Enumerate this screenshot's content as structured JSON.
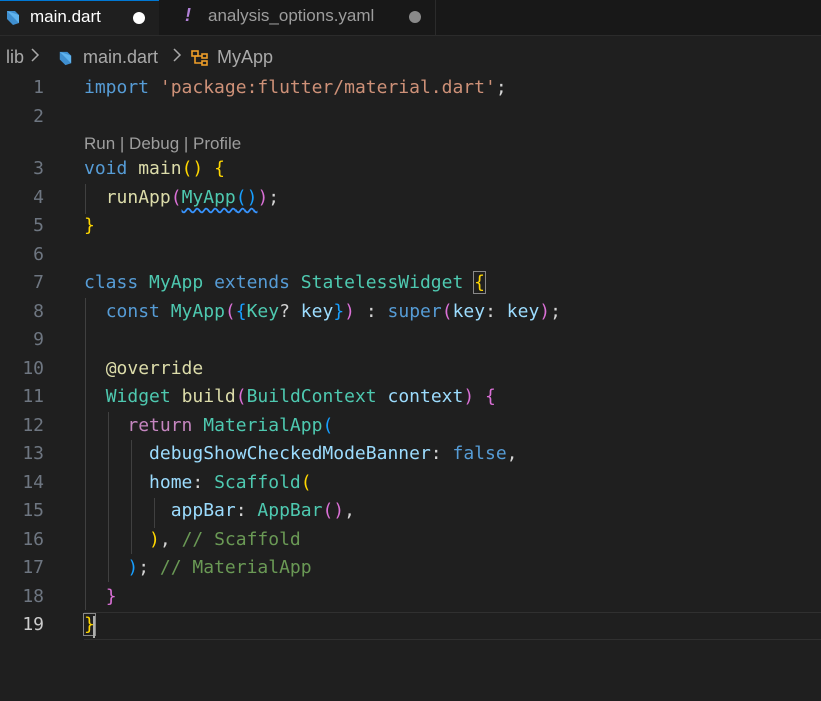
{
  "tabs": [
    {
      "label": "main.dart",
      "icon": "dart-icon",
      "state": "modified",
      "active": true
    },
    {
      "label": "analysis_options.yaml",
      "icon": "yaml-exclamation-icon",
      "state": "modified",
      "active": false
    }
  ],
  "breadcrumb": {
    "folder": "lib",
    "file": "main.dart",
    "symbol": "MyApp"
  },
  "codelens": "Run | Debug | Profile",
  "line_numbers": [
    "1",
    "2",
    "3",
    "4",
    "5",
    "6",
    "7",
    "8",
    "9",
    "10",
    "11",
    "12",
    "13",
    "14",
    "15",
    "16",
    "17",
    "18",
    "19"
  ],
  "current_line": "19",
  "code": {
    "l1": {
      "kw": "import",
      "str": "'package:flutter/material.dart'",
      "end": ";"
    },
    "l3": {
      "kw": "void",
      "fn": "main",
      "open": "()",
      "brace": "{"
    },
    "l4": {
      "fn": "runApp",
      "p": "(",
      "cls": "MyApp",
      "inner": "()",
      "pc": ")",
      "end": ";"
    },
    "l5": {
      "brace": "}"
    },
    "l7": {
      "kw1": "class",
      "cls1": "MyApp",
      "kw2": "extends",
      "cls2": "StatelessWidget",
      "brace": "{"
    },
    "l8": {
      "kw": "const",
      "cls": "MyApp",
      "p": "(",
      "b": "{",
      "type": "Key",
      "q": "?",
      "var": "key",
      "bc": "}",
      "pc": ")",
      "colon": ":",
      "sup": "super",
      "p2": "(",
      "arg": "key",
      "c2": ":",
      "val": "key",
      "p2c": ")",
      "end": ";"
    },
    "l10": {
      "ann": "@override"
    },
    "l11": {
      "cls1": "Widget",
      "fn": "build",
      "p": "(",
      "cls2": "BuildContext",
      "var": "context",
      "pc": ")",
      "brace": "{"
    },
    "l12": {
      "ctl": "return",
      "cls": "MaterialApp",
      "p": "("
    },
    "l13": {
      "var": "debugShowCheckedModeBanner",
      "colon": ":",
      "kw": "false",
      "end": ","
    },
    "l14": {
      "var": "home",
      "colon": ":",
      "cls": "Scaffold",
      "p": "("
    },
    "l15": {
      "var": "appBar",
      "colon": ":",
      "cls": "AppBar",
      "p": "()",
      "end": ","
    },
    "l16": {
      "pc": ")",
      "end": ",",
      "cmt": "// Scaffold"
    },
    "l17": {
      "pc": ")",
      "end": ";",
      "cmt": "// MaterialApp"
    },
    "l18": {
      "brace": "}"
    },
    "l19": {
      "brace": "}"
    }
  }
}
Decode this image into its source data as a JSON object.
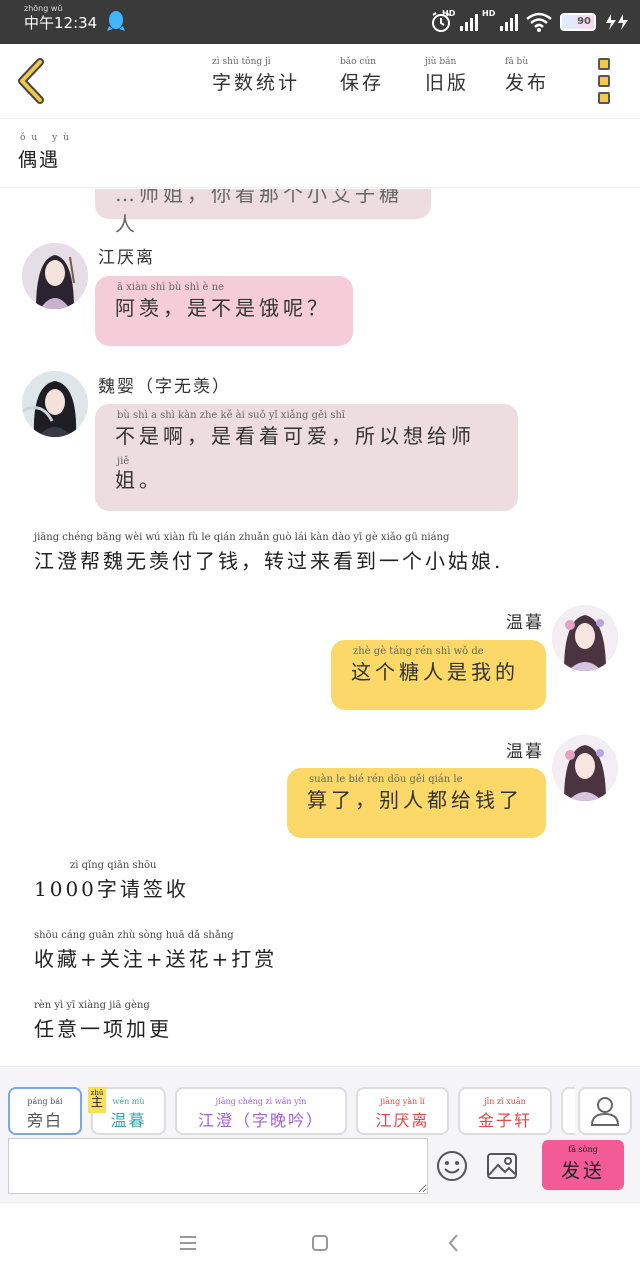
{
  "status_bar": {
    "time": "中午12:34",
    "time_pinyin": "zhōng wǔ",
    "network": "HD",
    "battery": "90"
  },
  "toolbar": {
    "word_count": "字数统计",
    "word_count_pinyin": "zì shù tǒng jì",
    "save": "保存",
    "save_pinyin": "bǎo cún",
    "old_version": "旧版",
    "old_version_pinyin": "jiù bǎn",
    "publish": "发布",
    "publish_pinyin": "fā bù"
  },
  "title": {
    "text": "偶遇",
    "pinyin": "ǒu yù"
  },
  "messages": {
    "partial_top": "…师姐，你看那个小艾子糖人",
    "m1_name": "江厌离",
    "m1_text": "阿羡，是不是饿呢？",
    "m1_pinyin": "ā  xiàn     shì  bù  shì  è   ne",
    "m2_name": "魏婴（字无羡）",
    "m2_text_line1": "不是啊，是看着可爱，所以想给师",
    "m2_text_line2": "姐。",
    "m2_pinyin1": "bù  shì   a       shì  kàn  zhe  kě   ài      suǒ  yǐ  xiǎng gěi  shī",
    "m2_pinyin2": "jiě",
    "narration1": "江澄帮魏无羡付了钱，转过来看到一个小姑娘.",
    "narration1_pinyin": "jiāng chéng bāng  wèi   wú  xiàn   fù    le   qián     zhuǎn guò   lái   kàn  dào   yī    gè   xiǎo  gū  niáng",
    "m3_name": "温暮",
    "m3_text": "这个糖人是我的",
    "m3_pinyin": "zhè   gè  táng  rén  shì  wǒ   de",
    "m4_name": "温暮",
    "m4_text": "算了，别人都给钱了",
    "m4_pinyin": "suàn  le        bié  rén  dōu  gěi  qián  le",
    "narration2": "1000字请签收",
    "narration2_pinyin": "zì  qǐng qiān shōu",
    "narration3": "收藏+关注+送花+打赏",
    "narration3_pinyin": "shōu cáng    guān  zhù    sòng  huā    dǎ  shǎng",
    "narration4": "任意一项加更",
    "narration4_pinyin": "rèn   yì   yī  xiàng  jiā  gèng"
  },
  "roles": [
    {
      "label": "旁白",
      "pinyin": "páng bái",
      "color": "#555555"
    },
    {
      "label": "温暮",
      "pinyin": "wēn  mù",
      "color": "#3aa7a7"
    },
    {
      "label": "江澄（字晚吟）",
      "pinyin": "jiāng chéng     zì  wǎn  yín",
      "color": "#a25fd6"
    },
    {
      "label": "江厌离",
      "pinyin": "jiāng yàn  lí",
      "color": "#e04848"
    },
    {
      "label": "金子轩",
      "pinyin": "jīn  zǐ  xuān",
      "color": "#e04848"
    }
  ],
  "owner_tag": {
    "label": "主",
    "pinyin": "zhǔ"
  },
  "input": {
    "placeholder": ""
  },
  "send": {
    "label": "发送",
    "pinyin": "fā  sòng"
  },
  "icons": {
    "back": "back-chevron-icon",
    "more": "more-menu-icon",
    "emoji": "emoji-icon",
    "image": "image-icon",
    "user": "user-icon"
  }
}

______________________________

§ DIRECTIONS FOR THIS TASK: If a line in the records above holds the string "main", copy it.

§ TASK OUTPUT:
      "label": "main.dart",
    "file": "main.dart",
      "fn": "main",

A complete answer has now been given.